  • The GOP-controlled body includes Republicans who want to pass something — anything, really — and others who mostly care about keeping the price tag as low as possible.
  • That’s reportedly leading the Republicans to consider voting on a so-called “skinny” stimulus package that doesn’t include, for example, funding for new stimulus checks.

To understand why the passage of a new stimulus bill in Congress has been such a Herculean challenge in recent weeks, in spite of how desperately a new one is needed to confront the ongoing economic fallout of the coronavirus pandemic, it’s helpful to rethink one of the fundamental truths that most of us understand about the legislative branch of the federal government. Namely, there are not two parties that dominate Congress — it’s more helpful to imagine that there’s actually at least three, and it might even be correct to think of four parties with representatives filling both the upper and lower chambers.

There are Democrats and Republicans, yes. But within the Republican conference itself in the Senate, for example, there are also two sides really at war with each other that have prevented the GOP-controlled body from passing a new stimulus bill up to this point. There is a chunk of Republicans in the Senate that wants to vote for the kind of stimulus package most Americans want to see right now, one that’s loaded with benefits like new stimulus checks. But there’s also a GOP faction that cares more about deficits and spending less on social warfare and wants whatever new stimulus bill emerges, if one even does, to come with the lowest price tag possible. On the Democratic side, meanwhile, there are pragmatists as well as progressives who are prone to give no quarter on issues they care about.

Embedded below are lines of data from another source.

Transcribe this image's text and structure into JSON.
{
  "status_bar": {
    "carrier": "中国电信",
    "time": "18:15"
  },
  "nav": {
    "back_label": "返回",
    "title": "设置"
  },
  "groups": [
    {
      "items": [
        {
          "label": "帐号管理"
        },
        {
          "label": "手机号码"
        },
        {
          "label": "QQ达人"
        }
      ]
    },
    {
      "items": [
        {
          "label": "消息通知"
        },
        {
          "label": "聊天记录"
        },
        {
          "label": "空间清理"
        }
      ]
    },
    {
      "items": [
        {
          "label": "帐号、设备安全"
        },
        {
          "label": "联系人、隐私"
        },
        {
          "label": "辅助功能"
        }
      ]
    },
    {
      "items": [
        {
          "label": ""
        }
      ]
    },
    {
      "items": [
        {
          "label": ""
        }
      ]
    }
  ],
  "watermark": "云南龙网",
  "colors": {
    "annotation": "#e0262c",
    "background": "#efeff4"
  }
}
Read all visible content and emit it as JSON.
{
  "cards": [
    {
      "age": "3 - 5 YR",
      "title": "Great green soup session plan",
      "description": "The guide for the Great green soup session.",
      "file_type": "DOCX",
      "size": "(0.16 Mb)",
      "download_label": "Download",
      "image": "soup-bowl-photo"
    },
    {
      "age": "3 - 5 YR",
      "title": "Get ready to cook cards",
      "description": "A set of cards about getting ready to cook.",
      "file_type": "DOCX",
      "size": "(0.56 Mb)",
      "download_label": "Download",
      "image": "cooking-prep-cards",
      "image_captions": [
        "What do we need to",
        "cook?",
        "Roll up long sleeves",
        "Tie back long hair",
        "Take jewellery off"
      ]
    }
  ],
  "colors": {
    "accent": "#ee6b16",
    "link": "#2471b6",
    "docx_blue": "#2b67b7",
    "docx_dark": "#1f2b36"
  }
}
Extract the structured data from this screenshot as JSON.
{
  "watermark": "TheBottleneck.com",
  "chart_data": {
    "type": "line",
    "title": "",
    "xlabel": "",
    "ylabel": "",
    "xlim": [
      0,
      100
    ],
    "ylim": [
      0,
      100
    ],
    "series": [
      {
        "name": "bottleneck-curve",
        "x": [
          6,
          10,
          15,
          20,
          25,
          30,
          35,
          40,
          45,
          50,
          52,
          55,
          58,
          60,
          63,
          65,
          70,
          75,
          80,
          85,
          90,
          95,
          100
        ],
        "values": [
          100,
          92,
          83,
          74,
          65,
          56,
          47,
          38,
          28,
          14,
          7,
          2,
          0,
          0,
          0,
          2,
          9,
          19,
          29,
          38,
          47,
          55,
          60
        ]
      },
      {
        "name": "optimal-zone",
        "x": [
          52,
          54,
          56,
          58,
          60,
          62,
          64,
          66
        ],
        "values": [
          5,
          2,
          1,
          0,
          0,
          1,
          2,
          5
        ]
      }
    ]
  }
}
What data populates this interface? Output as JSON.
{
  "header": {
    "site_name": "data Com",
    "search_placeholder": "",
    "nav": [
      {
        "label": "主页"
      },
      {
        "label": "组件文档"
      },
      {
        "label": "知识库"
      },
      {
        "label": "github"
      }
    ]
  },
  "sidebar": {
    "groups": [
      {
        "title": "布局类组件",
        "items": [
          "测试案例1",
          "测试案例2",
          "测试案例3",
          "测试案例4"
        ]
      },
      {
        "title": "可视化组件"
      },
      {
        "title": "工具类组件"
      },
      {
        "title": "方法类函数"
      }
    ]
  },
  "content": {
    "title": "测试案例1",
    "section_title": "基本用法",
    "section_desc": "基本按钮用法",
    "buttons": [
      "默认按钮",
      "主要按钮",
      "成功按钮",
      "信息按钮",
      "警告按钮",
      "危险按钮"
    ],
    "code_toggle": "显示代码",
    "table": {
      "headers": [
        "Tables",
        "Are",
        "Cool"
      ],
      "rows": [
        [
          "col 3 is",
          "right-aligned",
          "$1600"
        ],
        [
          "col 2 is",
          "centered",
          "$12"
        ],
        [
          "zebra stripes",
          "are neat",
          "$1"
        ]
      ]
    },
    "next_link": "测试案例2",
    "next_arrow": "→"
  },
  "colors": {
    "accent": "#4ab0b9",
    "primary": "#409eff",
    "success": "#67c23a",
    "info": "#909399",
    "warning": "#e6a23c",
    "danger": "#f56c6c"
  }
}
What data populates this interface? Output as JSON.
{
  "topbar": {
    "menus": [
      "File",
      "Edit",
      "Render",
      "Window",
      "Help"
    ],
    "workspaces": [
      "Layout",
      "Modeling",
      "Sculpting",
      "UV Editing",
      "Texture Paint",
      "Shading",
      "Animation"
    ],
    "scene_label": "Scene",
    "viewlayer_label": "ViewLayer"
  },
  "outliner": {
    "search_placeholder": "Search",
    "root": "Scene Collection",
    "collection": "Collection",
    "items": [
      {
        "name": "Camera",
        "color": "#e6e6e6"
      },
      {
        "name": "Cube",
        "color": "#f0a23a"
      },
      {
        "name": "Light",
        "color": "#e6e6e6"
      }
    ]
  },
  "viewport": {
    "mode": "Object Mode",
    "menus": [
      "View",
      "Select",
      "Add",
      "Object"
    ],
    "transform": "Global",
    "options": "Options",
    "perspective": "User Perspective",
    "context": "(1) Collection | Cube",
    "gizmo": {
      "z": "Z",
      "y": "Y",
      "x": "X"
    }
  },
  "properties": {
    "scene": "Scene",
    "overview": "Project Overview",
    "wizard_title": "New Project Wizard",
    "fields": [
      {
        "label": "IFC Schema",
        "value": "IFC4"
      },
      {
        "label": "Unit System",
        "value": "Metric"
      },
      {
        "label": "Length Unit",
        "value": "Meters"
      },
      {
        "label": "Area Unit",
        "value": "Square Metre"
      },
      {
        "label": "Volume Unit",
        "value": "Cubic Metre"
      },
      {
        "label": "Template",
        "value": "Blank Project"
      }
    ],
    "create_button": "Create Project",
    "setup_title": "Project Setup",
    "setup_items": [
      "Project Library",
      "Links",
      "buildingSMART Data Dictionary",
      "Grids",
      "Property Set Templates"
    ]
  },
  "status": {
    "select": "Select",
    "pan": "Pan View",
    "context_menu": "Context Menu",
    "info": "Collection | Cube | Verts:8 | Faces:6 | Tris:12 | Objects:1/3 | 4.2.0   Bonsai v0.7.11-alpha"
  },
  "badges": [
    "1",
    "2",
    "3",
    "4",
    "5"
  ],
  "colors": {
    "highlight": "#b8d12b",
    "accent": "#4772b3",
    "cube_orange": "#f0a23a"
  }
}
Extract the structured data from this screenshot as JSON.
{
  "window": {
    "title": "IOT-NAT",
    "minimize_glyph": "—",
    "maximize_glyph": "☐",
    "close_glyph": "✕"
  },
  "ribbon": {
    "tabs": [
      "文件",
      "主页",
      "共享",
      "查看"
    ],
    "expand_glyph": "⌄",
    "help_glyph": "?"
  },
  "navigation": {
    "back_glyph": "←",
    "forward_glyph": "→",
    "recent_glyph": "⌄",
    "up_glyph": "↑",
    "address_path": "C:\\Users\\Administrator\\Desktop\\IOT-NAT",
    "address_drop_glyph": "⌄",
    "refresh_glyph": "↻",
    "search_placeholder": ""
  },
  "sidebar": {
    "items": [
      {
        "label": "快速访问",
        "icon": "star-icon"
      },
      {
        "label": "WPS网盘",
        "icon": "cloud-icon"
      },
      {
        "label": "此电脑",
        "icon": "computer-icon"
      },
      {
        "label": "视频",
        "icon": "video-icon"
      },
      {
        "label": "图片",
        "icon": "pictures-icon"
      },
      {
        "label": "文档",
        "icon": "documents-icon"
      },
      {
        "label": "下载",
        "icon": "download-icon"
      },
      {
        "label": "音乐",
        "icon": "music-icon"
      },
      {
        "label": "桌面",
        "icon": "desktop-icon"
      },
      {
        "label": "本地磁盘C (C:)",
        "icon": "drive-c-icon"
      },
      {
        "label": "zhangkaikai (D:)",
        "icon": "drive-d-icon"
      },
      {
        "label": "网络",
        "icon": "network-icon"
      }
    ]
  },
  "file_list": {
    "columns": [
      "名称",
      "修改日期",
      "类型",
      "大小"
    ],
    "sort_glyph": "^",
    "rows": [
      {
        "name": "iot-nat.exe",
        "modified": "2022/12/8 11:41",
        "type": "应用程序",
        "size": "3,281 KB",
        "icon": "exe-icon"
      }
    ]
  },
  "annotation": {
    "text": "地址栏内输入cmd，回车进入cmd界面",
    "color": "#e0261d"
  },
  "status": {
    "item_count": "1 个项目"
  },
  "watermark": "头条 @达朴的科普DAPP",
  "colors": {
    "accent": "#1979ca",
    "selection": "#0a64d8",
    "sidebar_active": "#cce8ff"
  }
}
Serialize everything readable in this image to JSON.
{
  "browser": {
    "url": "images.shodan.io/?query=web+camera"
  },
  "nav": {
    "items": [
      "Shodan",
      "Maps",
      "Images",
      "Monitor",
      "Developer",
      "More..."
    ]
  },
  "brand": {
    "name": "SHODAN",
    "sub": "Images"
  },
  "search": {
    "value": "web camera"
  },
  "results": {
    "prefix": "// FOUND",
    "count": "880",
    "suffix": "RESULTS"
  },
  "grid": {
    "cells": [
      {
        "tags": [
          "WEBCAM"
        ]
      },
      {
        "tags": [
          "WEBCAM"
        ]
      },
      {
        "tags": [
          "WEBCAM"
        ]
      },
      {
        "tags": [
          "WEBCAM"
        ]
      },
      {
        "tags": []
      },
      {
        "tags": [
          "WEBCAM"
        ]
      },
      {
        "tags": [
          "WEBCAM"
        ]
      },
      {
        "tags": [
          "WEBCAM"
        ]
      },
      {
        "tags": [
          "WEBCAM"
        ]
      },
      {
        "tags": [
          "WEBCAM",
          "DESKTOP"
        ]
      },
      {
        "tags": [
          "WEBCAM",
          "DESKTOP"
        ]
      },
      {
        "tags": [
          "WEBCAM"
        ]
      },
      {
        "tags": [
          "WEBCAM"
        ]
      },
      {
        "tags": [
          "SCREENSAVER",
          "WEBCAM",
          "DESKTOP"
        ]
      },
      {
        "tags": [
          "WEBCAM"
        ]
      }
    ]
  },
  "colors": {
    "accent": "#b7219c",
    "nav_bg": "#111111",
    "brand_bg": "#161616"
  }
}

According to The Hill, Senate Majority Leader and Kentucky Republican Mitch McConnell may be planning to hold a vote on a so-called “skinny” stimulus package. One that will reportedly fall in the range of $500 billion to $700 billion (compared to the multi-trillion-dollar package that Democrats want to pass). The reason that dollar amount is so much lower — compared to even the $2.2 trillion CARES Act that both chambers of Congress agreed to back at the end of March, when funding for the first round of stimulus checks was included — is the bill it would apparently only include a bare-bones list of benefits this time around. More aid for unemployed workers, for example, expanded funding for coronavirus testing, money to help colleges and schools deal with distance-learning needs, and money for a new round of loans to small businesses.

Here’s the thing though, which illustrates just what a mess Congress is in right now — sources have told The Hill that McConnell might not even have the votes to pass this “skinny” bill, either. Which, even if he did, would come under fire from Democrats who want to go as big as possible on a new stimulus bill right now.

There’s always a chance that Senators could surprise us in the coming days and prepare a comprehensive stimulus package as a complement to the one the House passed back in May. Our bet, however, is that it’s only going to get harder to do so the closer we get to Election Day in November, when both sides dig in even deeper than they already are. Which is why we’re not expecting a new stimulus bill, or new stimulus checks, anytime soon, unfortunately.

Andy Meek Trending News Editor

Andy Meek is a reporter based in Memphis who has covered media, entertainment, and culture for over 20 years. His work has appeared in outlets including The Guardian, Forbes, and The Financial Times, and he’s written for BGR since 2015. Andy's coverage includes technology and entertainment, and he has a particular interest in all things streaming.

Over the years, he’s interviewed legendary figures in entertainment and tech that range from Stan Lee to John McAfee, Peter Thiel, and Reed Hastings.